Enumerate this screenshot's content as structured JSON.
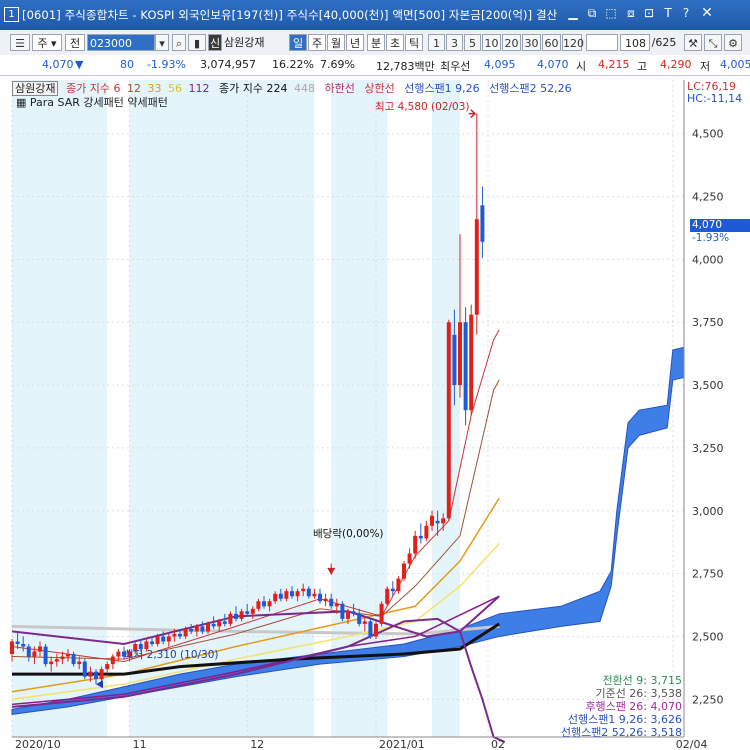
{
  "window": {
    "number": "1",
    "title": "[0601] 주식종합차트 - KOSPI 외국인보유[197(천)] 주식수[40,000(천)] 액면[500] 자본금[200(억)] 결산",
    "controls": [
      "min-icon",
      "restore-icon",
      "max-icon",
      "settings-icon",
      "lock-icon",
      "text-icon",
      "help-icon",
      "close-icon"
    ]
  },
  "toolbar": {
    "market": "주",
    "jeon": "전",
    "code": "023000",
    "badge": "신",
    "stock_name": "삼원강재",
    "periods": [
      "일",
      "주",
      "월",
      "년",
      "분",
      "초",
      "틱"
    ],
    "active_period": "일",
    "intervals": [
      "1",
      "3",
      "5",
      "10",
      "20",
      "30",
      "60",
      "120"
    ],
    "count": "108",
    "total": "/625"
  },
  "info": {
    "price": "4,070",
    "dir": "▼",
    "change": "80",
    "change_pct": "-1.93%",
    "volume": "3,074,957",
    "vol_pct": "16.22%",
    "turnover": "7.69%",
    "amount": "12,783백만",
    "best_ask_label": "최우선",
    "best_ask": "4,095",
    "best_bid": "4,070",
    "open_label": "시",
    "open": "4,215",
    "high_label": "고",
    "high": "4,290",
    "low_label": "저",
    "low": "4,005"
  },
  "legend": {
    "stock": "삼원강재",
    "ma_label": "종가 지수",
    "ma_periods": [
      "6",
      "12",
      "33",
      "56",
      "112"
    ],
    "vol_label": "종가 지수",
    "vol_periods": [
      "224",
      "448"
    ],
    "low_limit": "하한선",
    "high_limit": "상한선",
    "span1": "선행스팬1 9,26",
    "span2": "선행스팬2 52,26",
    "sar": "Para SAR 강세패턴  약세패턴",
    "lc": "LC:76,19",
    "hc": "HC:-11,14"
  },
  "annotations": {
    "high": "최고 4,580 (02/03)",
    "dividend": "배당락(0,00%)",
    "low": "최저 2,310 (10/30)",
    "current_price": "4,070",
    "current_pct": "-1.93%"
  },
  "ichimoku": [
    {
      "text": "전환선 9: 3,715",
      "color": "#2e8b57"
    },
    {
      "text": "기준선 26: 3,538",
      "color": "#555555"
    },
    {
      "text": "후행스팬 26: 4,070",
      "color": "#9b2d9b"
    },
    {
      "text": "선행스팬1 9,26: 3,626",
      "color": "#2a52be"
    },
    {
      "text": "선행스팬2 52,26: 3,518",
      "color": "#2a52be"
    }
  ],
  "chart_data": {
    "type": "candlestick",
    "ylim": [
      2100,
      4650
    ],
    "y_ticks": [
      2250,
      2500,
      2750,
      3000,
      3250,
      3500,
      3750,
      4000,
      4250,
      4500
    ],
    "x_labels": [
      {
        "label": "2020/10",
        "index": 0
      },
      {
        "label": "11",
        "index": 21
      },
      {
        "label": "12",
        "index": 42
      },
      {
        "label": "2021/01",
        "index": 65
      },
      {
        "label": "02",
        "index": 85
      },
      {
        "label": "02/04",
        "index": 118
      }
    ],
    "candles": [
      [
        2430,
        2490,
        2400,
        2480
      ],
      [
        2480,
        2520,
        2450,
        2470
      ],
      [
        2470,
        2500,
        2440,
        2460
      ],
      [
        2460,
        2470,
        2400,
        2420
      ],
      [
        2420,
        2460,
        2390,
        2440
      ],
      [
        2440,
        2480,
        2420,
        2460
      ],
      [
        2460,
        2470,
        2380,
        2390
      ],
      [
        2390,
        2420,
        2360,
        2400
      ],
      [
        2400,
        2430,
        2380,
        2410
      ],
      [
        2410,
        2440,
        2390,
        2420
      ],
      [
        2420,
        2450,
        2400,
        2430
      ],
      [
        2430,
        2440,
        2380,
        2390
      ],
      [
        2390,
        2420,
        2370,
        2400
      ],
      [
        2400,
        2410,
        2330,
        2340
      ],
      [
        2340,
        2380,
        2320,
        2360
      ],
      [
        2360,
        2370,
        2310,
        2330
      ],
      [
        2330,
        2380,
        2320,
        2370
      ],
      [
        2370,
        2400,
        2350,
        2390
      ],
      [
        2390,
        2430,
        2370,
        2420
      ],
      [
        2420,
        2450,
        2400,
        2440
      ],
      [
        2440,
        2460,
        2410,
        2420
      ],
      [
        2420,
        2450,
        2400,
        2440
      ],
      [
        2440,
        2480,
        2430,
        2470
      ],
      [
        2470,
        2490,
        2440,
        2450
      ],
      [
        2450,
        2490,
        2440,
        2480
      ],
      [
        2480,
        2500,
        2460,
        2470
      ],
      [
        2470,
        2510,
        2460,
        2500
      ],
      [
        2500,
        2520,
        2470,
        2480
      ],
      [
        2480,
        2510,
        2460,
        2500
      ],
      [
        2500,
        2530,
        2480,
        2510
      ],
      [
        2510,
        2530,
        2490,
        2500
      ],
      [
        2500,
        2540,
        2490,
        2530
      ],
      [
        2530,
        2550,
        2510,
        2520
      ],
      [
        2520,
        2550,
        2500,
        2540
      ],
      [
        2540,
        2560,
        2510,
        2520
      ],
      [
        2520,
        2560,
        2510,
        2550
      ],
      [
        2550,
        2580,
        2530,
        2540
      ],
      [
        2540,
        2570,
        2520,
        2560
      ],
      [
        2560,
        2590,
        2540,
        2550
      ],
      [
        2550,
        2600,
        2540,
        2590
      ],
      [
        2590,
        2620,
        2560,
        2570
      ],
      [
        2570,
        2610,
        2560,
        2600
      ],
      [
        2600,
        2630,
        2580,
        2590
      ],
      [
        2590,
        2620,
        2570,
        2610
      ],
      [
        2610,
        2650,
        2600,
        2640
      ],
      [
        2640,
        2660,
        2610,
        2620
      ],
      [
        2620,
        2650,
        2600,
        2640
      ],
      [
        2640,
        2680,
        2630,
        2670
      ],
      [
        2670,
        2690,
        2640,
        2650
      ],
      [
        2650,
        2690,
        2640,
        2680
      ],
      [
        2680,
        2700,
        2650,
        2660
      ],
      [
        2660,
        2690,
        2640,
        2680
      ],
      [
        2680,
        2710,
        2660,
        2690
      ],
      [
        2690,
        2700,
        2650,
        2660
      ],
      [
        2660,
        2690,
        2650,
        2670
      ],
      [
        2670,
        2690,
        2630,
        2640
      ],
      [
        2640,
        2670,
        2620,
        2650
      ],
      [
        2650,
        2670,
        2610,
        2620
      ],
      [
        2620,
        2650,
        2590,
        2630
      ],
      [
        2630,
        2640,
        2560,
        2570
      ],
      [
        2570,
        2610,
        2550,
        2600
      ],
      [
        2600,
        2630,
        2580,
        2590
      ],
      [
        2590,
        2610,
        2540,
        2550
      ],
      [
        2550,
        2580,
        2520,
        2560
      ],
      [
        2560,
        2570,
        2490,
        2500
      ],
      [
        2500,
        2560,
        2490,
        2550
      ],
      [
        2550,
        2640,
        2540,
        2630
      ],
      [
        2630,
        2700,
        2620,
        2690
      ],
      [
        2690,
        2720,
        2660,
        2680
      ],
      [
        2680,
        2740,
        2670,
        2730
      ],
      [
        2730,
        2800,
        2720,
        2790
      ],
      [
        2790,
        2850,
        2770,
        2830
      ],
      [
        2830,
        2920,
        2810,
        2900
      ],
      [
        2900,
        2950,
        2870,
        2890
      ],
      [
        2890,
        2960,
        2880,
        2940
      ],
      [
        2940,
        3000,
        2920,
        2980
      ],
      [
        2960,
        3000,
        2900,
        2950
      ],
      [
        2950,
        2990,
        2920,
        2970
      ],
      [
        2970,
        3760,
        2960,
        3750
      ],
      [
        3700,
        3800,
        3420,
        3500
      ],
      [
        3500,
        4100,
        3450,
        3750
      ],
      [
        3750,
        3810,
        3340,
        3400
      ],
      [
        3400,
        3820,
        3380,
        3780
      ],
      [
        3780,
        4580,
        3700,
        4160
      ],
      [
        4215,
        4290,
        4005,
        4070
      ]
    ],
    "x_index_max": 120,
    "ma_short": [
      [
        0,
        2460
      ],
      [
        20,
        2400
      ],
      [
        40,
        2540
      ],
      [
        55,
        2650
      ],
      [
        66,
        2580
      ],
      [
        72,
        2820
      ],
      [
        78,
        2960
      ],
      [
        82,
        3380
      ],
      [
        86,
        3680
      ],
      [
        87,
        3720
      ]
    ],
    "ma_mid": [
      [
        0,
        2420
      ],
      [
        20,
        2410
      ],
      [
        40,
        2510
      ],
      [
        55,
        2610
      ],
      [
        66,
        2580
      ],
      [
        72,
        2700
      ],
      [
        80,
        2900
      ],
      [
        86,
        3480
      ],
      [
        87,
        3520
      ]
    ],
    "ma_33": [
      [
        0,
        2280
      ],
      [
        20,
        2350
      ],
      [
        40,
        2460
      ],
      [
        60,
        2560
      ],
      [
        72,
        2620
      ],
      [
        80,
        2800
      ],
      [
        87,
        3050
      ]
    ],
    "ma_56": [
      [
        0,
        2250
      ],
      [
        20,
        2310
      ],
      [
        40,
        2410
      ],
      [
        60,
        2500
      ],
      [
        72,
        2560
      ],
      [
        80,
        2700
      ],
      [
        87,
        2870
      ]
    ],
    "ma_112": [
      [
        0,
        2230
      ],
      [
        20,
        2270
      ],
      [
        40,
        2360
      ],
      [
        60,
        2460
      ],
      [
        72,
        2500
      ],
      [
        87,
        2660
      ]
    ],
    "ma_224": [
      [
        0,
        2540
      ],
      [
        40,
        2520
      ],
      [
        72,
        2510
      ],
      [
        87,
        2540
      ]
    ],
    "base_line": [
      [
        0,
        2350
      ],
      [
        20,
        2350
      ],
      [
        30,
        2380
      ],
      [
        50,
        2410
      ],
      [
        70,
        2430
      ],
      [
        80,
        2450
      ],
      [
        87,
        2550
      ]
    ],
    "kumo_top": [
      [
        0,
        2210
      ],
      [
        10,
        2250
      ],
      [
        20,
        2300
      ],
      [
        30,
        2350
      ],
      [
        40,
        2390
      ],
      [
        55,
        2430
      ],
      [
        70,
        2470
      ],
      [
        80,
        2530
      ],
      [
        87,
        2590
      ],
      [
        98,
        2620
      ],
      [
        105,
        2680
      ],
      [
        107,
        2760
      ],
      [
        108,
        3000
      ],
      [
        110,
        3350
      ],
      [
        112,
        3400
      ],
      [
        117,
        3420
      ],
      [
        118,
        3640
      ],
      [
        120,
        3650
      ]
    ],
    "kumo_bot": [
      [
        0,
        2190
      ],
      [
        10,
        2220
      ],
      [
        20,
        2260
      ],
      [
        30,
        2300
      ],
      [
        40,
        2340
      ],
      [
        55,
        2390
      ],
      [
        70,
        2420
      ],
      [
        80,
        2460
      ],
      [
        87,
        2500
      ],
      [
        98,
        2540
      ],
      [
        105,
        2560
      ],
      [
        107,
        2700
      ],
      [
        108,
        2900
      ],
      [
        110,
        3250
      ],
      [
        112,
        3300
      ],
      [
        117,
        3330
      ],
      [
        118,
        3520
      ],
      [
        120,
        3530
      ]
    ],
    "chikou": [
      [
        0,
        2220
      ],
      [
        20,
        2260
      ],
      [
        40,
        2350
      ],
      [
        60,
        2460
      ],
      [
        70,
        2560
      ],
      [
        76,
        2570
      ],
      [
        80,
        2520
      ],
      [
        82,
        2380
      ],
      [
        84,
        2250
      ],
      [
        86,
        2100
      ],
      [
        88,
        2080
      ]
    ],
    "sar_purple_upper": [
      [
        0,
        2520
      ],
      [
        20,
        2470
      ],
      [
        40,
        2580
      ],
      [
        60,
        2600
      ],
      [
        74,
        2500
      ],
      [
        80,
        2520
      ],
      [
        87,
        2660
      ]
    ]
  }
}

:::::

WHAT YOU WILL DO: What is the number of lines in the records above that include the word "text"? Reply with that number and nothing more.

ANSWER TO THIS EXERCISE: 6